In the first few weeks, the whole affair threatened to leave a bad taste in a lot of people’s mouths. What in the world was at&t doing?!
That is, until the TV adds started coming out. You know, the ones in which the Cingular logo spins around the glob and morphs into the at&t logo? Yeah. Those. Like Blockbuster, these ads are simple, clear, to the point… and yeah, effective.
These simple little ads single-handedly turned things around by telling the story of what at&t was trying to accomplish. They turned at&t from a seemingly bloated, irrelevant, purchase-happy mega corporation into a smart, forward-thinking, fresh company again, and that, my friends, is no small feat.
And a big hurray for succesful Marketing Communications.
at&t didn’t need a dancing chicken for this one. They didn’t need talking monkeys. (Not yet anyway.) They needed a campaign that revitalized their brand and made all of the strategic moves they made in the last two years make sense. Hell, the campaign needed to make these changes exciting, and it succeeded in doing that as well.

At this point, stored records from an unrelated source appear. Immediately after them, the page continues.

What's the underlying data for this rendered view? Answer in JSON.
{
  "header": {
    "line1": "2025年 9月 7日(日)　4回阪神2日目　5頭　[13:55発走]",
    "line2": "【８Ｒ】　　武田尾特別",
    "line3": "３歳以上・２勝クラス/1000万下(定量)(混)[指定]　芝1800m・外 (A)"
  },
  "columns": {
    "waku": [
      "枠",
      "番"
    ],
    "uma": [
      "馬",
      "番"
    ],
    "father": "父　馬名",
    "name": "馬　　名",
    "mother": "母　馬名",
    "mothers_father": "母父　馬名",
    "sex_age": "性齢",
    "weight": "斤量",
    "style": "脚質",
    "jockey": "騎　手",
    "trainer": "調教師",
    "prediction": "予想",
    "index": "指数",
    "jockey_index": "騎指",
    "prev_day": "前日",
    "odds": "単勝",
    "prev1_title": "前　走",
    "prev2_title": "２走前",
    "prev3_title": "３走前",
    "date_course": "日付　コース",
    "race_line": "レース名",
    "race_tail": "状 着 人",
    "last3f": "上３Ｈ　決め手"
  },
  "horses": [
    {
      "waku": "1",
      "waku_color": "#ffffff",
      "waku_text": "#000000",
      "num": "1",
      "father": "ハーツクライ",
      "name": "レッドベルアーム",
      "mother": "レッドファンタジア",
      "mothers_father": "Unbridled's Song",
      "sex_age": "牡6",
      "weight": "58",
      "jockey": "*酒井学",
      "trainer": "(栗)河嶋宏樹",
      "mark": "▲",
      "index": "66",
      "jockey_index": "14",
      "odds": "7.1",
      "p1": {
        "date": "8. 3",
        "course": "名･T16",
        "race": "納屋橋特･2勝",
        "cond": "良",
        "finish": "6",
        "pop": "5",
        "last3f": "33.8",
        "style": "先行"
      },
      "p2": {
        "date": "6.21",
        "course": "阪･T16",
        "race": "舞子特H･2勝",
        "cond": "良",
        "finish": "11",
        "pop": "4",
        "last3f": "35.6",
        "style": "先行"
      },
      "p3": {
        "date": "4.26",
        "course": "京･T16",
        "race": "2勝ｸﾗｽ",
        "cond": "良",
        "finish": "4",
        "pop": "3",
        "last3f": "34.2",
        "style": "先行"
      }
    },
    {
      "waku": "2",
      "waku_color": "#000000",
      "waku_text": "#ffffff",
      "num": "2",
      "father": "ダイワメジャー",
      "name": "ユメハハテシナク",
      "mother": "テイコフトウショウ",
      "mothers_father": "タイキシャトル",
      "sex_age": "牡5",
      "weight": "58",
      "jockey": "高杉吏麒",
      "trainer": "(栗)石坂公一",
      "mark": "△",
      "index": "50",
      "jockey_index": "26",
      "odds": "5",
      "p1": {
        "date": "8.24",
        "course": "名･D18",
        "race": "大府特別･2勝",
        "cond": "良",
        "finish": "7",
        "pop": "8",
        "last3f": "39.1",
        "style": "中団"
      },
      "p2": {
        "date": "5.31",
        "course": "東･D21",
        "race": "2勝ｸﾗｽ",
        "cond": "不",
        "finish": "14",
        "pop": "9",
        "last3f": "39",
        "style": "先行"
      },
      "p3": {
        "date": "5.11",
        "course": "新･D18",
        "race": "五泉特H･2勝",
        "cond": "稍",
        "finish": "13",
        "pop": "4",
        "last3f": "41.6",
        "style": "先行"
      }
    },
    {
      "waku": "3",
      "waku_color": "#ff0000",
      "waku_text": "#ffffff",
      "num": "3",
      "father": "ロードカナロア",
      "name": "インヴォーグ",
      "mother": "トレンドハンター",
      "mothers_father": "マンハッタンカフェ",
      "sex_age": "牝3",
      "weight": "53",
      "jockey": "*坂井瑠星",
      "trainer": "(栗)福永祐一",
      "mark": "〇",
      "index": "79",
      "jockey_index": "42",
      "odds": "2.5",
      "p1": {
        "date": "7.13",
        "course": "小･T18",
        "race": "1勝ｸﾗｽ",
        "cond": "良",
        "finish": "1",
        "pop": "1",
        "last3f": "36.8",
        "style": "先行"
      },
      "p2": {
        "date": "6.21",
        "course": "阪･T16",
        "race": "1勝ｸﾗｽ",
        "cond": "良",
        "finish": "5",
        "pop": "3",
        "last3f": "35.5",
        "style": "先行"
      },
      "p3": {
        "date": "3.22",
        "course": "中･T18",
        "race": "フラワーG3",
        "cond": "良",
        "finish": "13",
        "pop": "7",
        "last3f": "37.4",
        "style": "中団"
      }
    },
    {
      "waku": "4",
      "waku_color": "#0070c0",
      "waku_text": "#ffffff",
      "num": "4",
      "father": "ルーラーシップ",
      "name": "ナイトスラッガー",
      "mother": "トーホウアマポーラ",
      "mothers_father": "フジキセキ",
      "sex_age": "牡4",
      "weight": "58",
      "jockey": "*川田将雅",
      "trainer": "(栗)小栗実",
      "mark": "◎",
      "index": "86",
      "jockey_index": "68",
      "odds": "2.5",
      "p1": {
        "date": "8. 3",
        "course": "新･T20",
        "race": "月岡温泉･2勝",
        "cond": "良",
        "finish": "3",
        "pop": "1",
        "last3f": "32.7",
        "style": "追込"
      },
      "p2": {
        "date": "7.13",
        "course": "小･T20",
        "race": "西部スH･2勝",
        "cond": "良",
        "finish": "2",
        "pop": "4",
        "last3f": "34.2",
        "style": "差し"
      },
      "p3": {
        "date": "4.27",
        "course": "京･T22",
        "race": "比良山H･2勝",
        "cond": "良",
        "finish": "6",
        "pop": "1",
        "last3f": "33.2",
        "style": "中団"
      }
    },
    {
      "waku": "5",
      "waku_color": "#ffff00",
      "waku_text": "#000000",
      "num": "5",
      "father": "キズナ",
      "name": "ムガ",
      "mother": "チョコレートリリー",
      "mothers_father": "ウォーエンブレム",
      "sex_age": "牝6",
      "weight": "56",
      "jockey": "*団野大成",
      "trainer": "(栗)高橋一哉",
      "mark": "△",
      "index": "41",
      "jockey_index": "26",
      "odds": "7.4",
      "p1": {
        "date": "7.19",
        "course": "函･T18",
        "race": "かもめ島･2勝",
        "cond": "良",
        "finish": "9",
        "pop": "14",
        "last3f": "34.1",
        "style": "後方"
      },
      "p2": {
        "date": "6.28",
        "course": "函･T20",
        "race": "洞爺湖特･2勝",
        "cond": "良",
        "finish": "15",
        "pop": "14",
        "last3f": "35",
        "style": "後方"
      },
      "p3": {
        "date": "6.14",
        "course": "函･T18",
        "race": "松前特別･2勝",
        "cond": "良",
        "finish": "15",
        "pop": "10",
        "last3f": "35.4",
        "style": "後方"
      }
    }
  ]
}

A lot of people in this business think that ads exist to sell products. To some extent, that’s true… But the true purpose of advertising is to a) create an awareness (for a product or brand), b) establish a relationship (between a consumer and that product or brand) , and c) trigger a reaction in that consumer. In the best cases, that reaction could be desire, it could be excitement, it could be a sense of kinship or a dozen other reactions that will help that consumer adopt the advertised product or brand as one of his/her brands of choice.
Everyone hopes that advertising sells products, but… advertising is only part of the purchasing decision process. A small part.
Unless you’re pushing $0.99 Whoppers or something.
Where at&t and Blockbuster score here is that they used advertising as more than just a selling tool. They used it as an effective marketing communications tool. With their ads, they reached vasts amounts of people and started telling them their story again. One ad at a time. One spot at a time. One little jingle at a time.
In the light of the changes taking place with their companies, they opted to use mass media to clarify their plans and rejuvenate their brands.
A year ago, both of these once great brands seemed to be circling the drain of obsolescence. Today, they seem to both be making unbelievable comebacks.
I don’t know about you, but from where I’m standing, it’s pretty damn impressive.
There are two marketing/branding/communications team sout there somewhere doing a hell of a good job for these folks, and everyone associated with these projects is going to have something to be VERY proud of for the rest of their lives.
Well done, folks. I hope that business schools and marketing communications programs the world over allow their students to study what you’ve accomplished here. It’s nothing short of perfect. 🙂
Have a great weekend, everyone.
photo by kamirkriza.